(Interface dataset entries)
= Beginning of Section =
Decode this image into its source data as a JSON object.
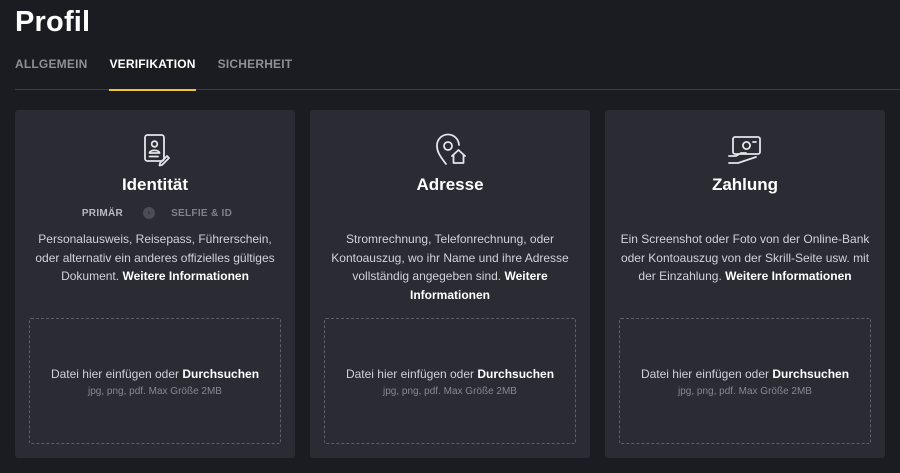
{
  "page": {
    "title": "Profil"
  },
  "tabs": [
    {
      "label": "ALLGEMEIN",
      "active": false
    },
    {
      "label": "VERIFIKATION",
      "active": true
    },
    {
      "label": "SICHERHEIT",
      "active": false
    }
  ],
  "colors": {
    "background": "#1b1c21",
    "card": "#2a2b33",
    "accent": "#f2c230",
    "text": "#ffffff",
    "muted": "#8e9098"
  },
  "cards": [
    {
      "icon": "id-document-icon",
      "title": "Identität",
      "steps": {
        "primary": "PRIMÄR",
        "arrow": "›",
        "secondary": "SELFIE & ID"
      },
      "description": "Personalausweis, Reisepass, Führerschein, oder alternativ ein anderes offizielles gültiges Dokument.",
      "more_link": "Weitere Informationen",
      "dropzone": {
        "text": "Datei hier einfügen oder",
        "browse": "Durchsuchen",
        "hint": "jpg, png, pdf. Max Größe 2MB"
      }
    },
    {
      "icon": "location-home-icon",
      "title": "Adresse",
      "description": "Stromrechnung, Telefonrechnung, oder Kontoauszug, wo ihr Name und ihre Adresse vollständig angegeben sind.",
      "more_link": "Weitere Informationen",
      "dropzone": {
        "text": "Datei hier einfügen oder",
        "browse": "Durchsuchen",
        "hint": "jpg, png, pdf. Max Größe 2MB"
      }
    },
    {
      "icon": "payment-card-icon",
      "title": "Zahlung",
      "description": "Ein Screenshot oder Foto von der Online-Bank oder Kontoauszug von der Skrill-Seite usw. mit der Einzahlung.",
      "more_link": "Weitere Informationen",
      "dropzone": {
        "text": "Datei hier einfügen oder",
        "browse": "Durchsuchen",
        "hint": "jpg, png, pdf. Max Größe 2MB"
      }
    }
  ]
}
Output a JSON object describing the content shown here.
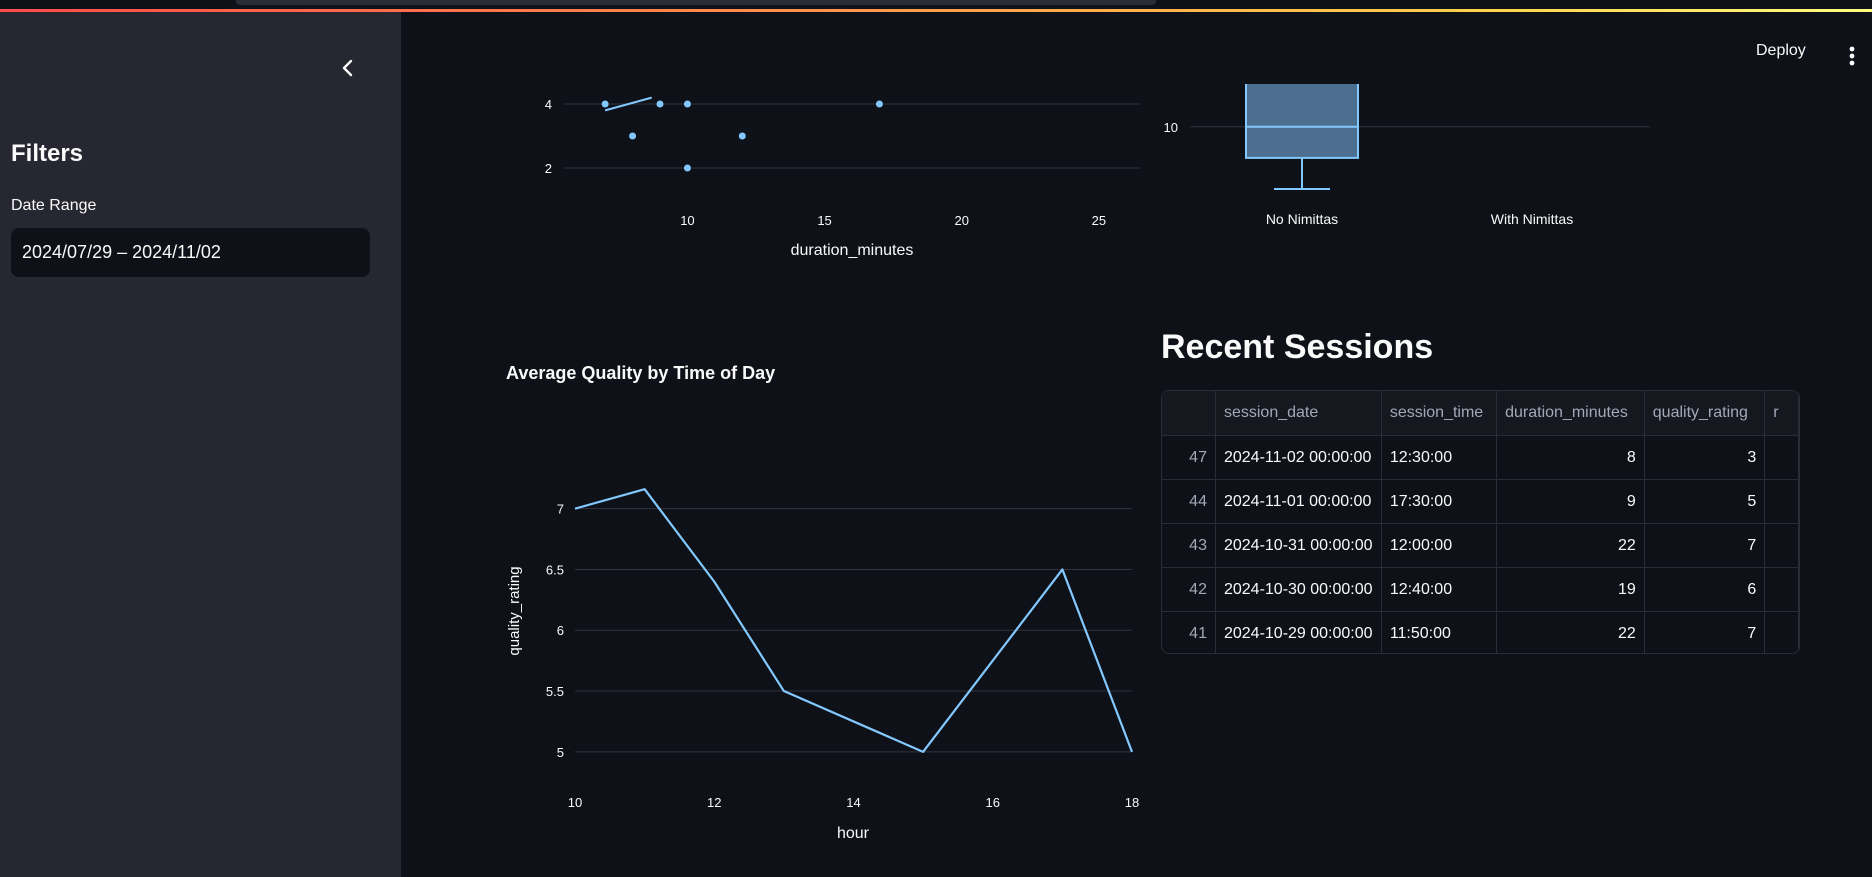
{
  "app": {
    "deploy_label": "Deploy"
  },
  "sidebar": {
    "title": "Filters",
    "date_range_label": "Date Range",
    "date_range_value": "2024/07/29 – 2024/11/02"
  },
  "scatter_chart": {
    "xlabel": "duration_minutes",
    "x_ticks": [
      "10",
      "15",
      "20",
      "25"
    ],
    "y_ticks": [
      "2",
      "4"
    ]
  },
  "box_chart": {
    "y_ticks": [
      "10"
    ],
    "categories": [
      "No Nimittas",
      "With Nimittas"
    ]
  },
  "line_chart": {
    "title": "Average Quality by Time of Day",
    "xlabel": "hour",
    "ylabel": "quality_rating",
    "x_ticks": [
      "10",
      "12",
      "14",
      "16",
      "18"
    ],
    "y_ticks": [
      "5",
      "5.5",
      "6",
      "6.5",
      "7"
    ]
  },
  "recent_sessions": {
    "title": "Recent Sessions",
    "columns": [
      "",
      "session_date",
      "session_time",
      "duration_minutes",
      "quality_rating",
      "r"
    ],
    "rows": [
      {
        "index": "47",
        "session_date": "2024-11-02 00:00:00",
        "session_time": "12:30:00",
        "duration_minutes": "8",
        "quality_rating": "3"
      },
      {
        "index": "44",
        "session_date": "2024-11-01 00:00:00",
        "session_time": "17:30:00",
        "duration_minutes": "9",
        "quality_rating": "5"
      },
      {
        "index": "43",
        "session_date": "2024-10-31 00:00:00",
        "session_time": "12:00:00",
        "duration_minutes": "22",
        "quality_rating": "7"
      },
      {
        "index": "42",
        "session_date": "2024-10-30 00:00:00",
        "session_time": "12:40:00",
        "duration_minutes": "19",
        "quality_rating": "6"
      },
      {
        "index": "41",
        "session_date": "2024-10-29 00:00:00",
        "session_time": "11:50:00",
        "duration_minutes": "22",
        "quality_rating": "7"
      }
    ]
  },
  "chart_data": [
    {
      "type": "scatter",
      "xlabel": "duration_minutes",
      "ylabel": "",
      "xlim": [
        5.5,
        26.5
      ],
      "ylim": [
        1.5,
        5
      ],
      "points": [
        {
          "x": 7,
          "y": 4
        },
        {
          "x": 9,
          "y": 4
        },
        {
          "x": 10,
          "y": 4
        },
        {
          "x": 17,
          "y": 4
        },
        {
          "x": 8,
          "y": 3
        },
        {
          "x": 12,
          "y": 3
        },
        {
          "x": 10,
          "y": 2
        }
      ],
      "trendline": [
        {
          "x": 7,
          "y": 3.8
        },
        {
          "x": 8.7,
          "y": 4.2
        }
      ]
    },
    {
      "type": "box",
      "categories": [
        "No Nimittas",
        "With Nimittas"
      ],
      "boxes": [
        {
          "category": "No Nimittas",
          "min": 8.4,
          "q1": 9.2,
          "median": 10,
          "q3": 12
        }
      ],
      "ylim": [
        7.5,
        12
      ]
    },
    {
      "type": "line",
      "title": "Average Quality by Time of Day",
      "xlabel": "hour",
      "ylabel": "quality_rating",
      "xlim": [
        10,
        18
      ],
      "ylim": [
        4.9,
        7.4
      ],
      "x": [
        10,
        11,
        12,
        13,
        15,
        17,
        18
      ],
      "y": [
        7.0,
        7.16,
        6.4,
        5.5,
        5.0,
        6.5,
        5.0
      ]
    }
  ]
}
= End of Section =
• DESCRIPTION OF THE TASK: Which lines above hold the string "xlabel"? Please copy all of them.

• YOUR SOLUTION:
    "xlabel": "duration_minutes",
    "xlabel": "hour",
      "xlabel": "duration_minutes",
      "xlabel": "hour",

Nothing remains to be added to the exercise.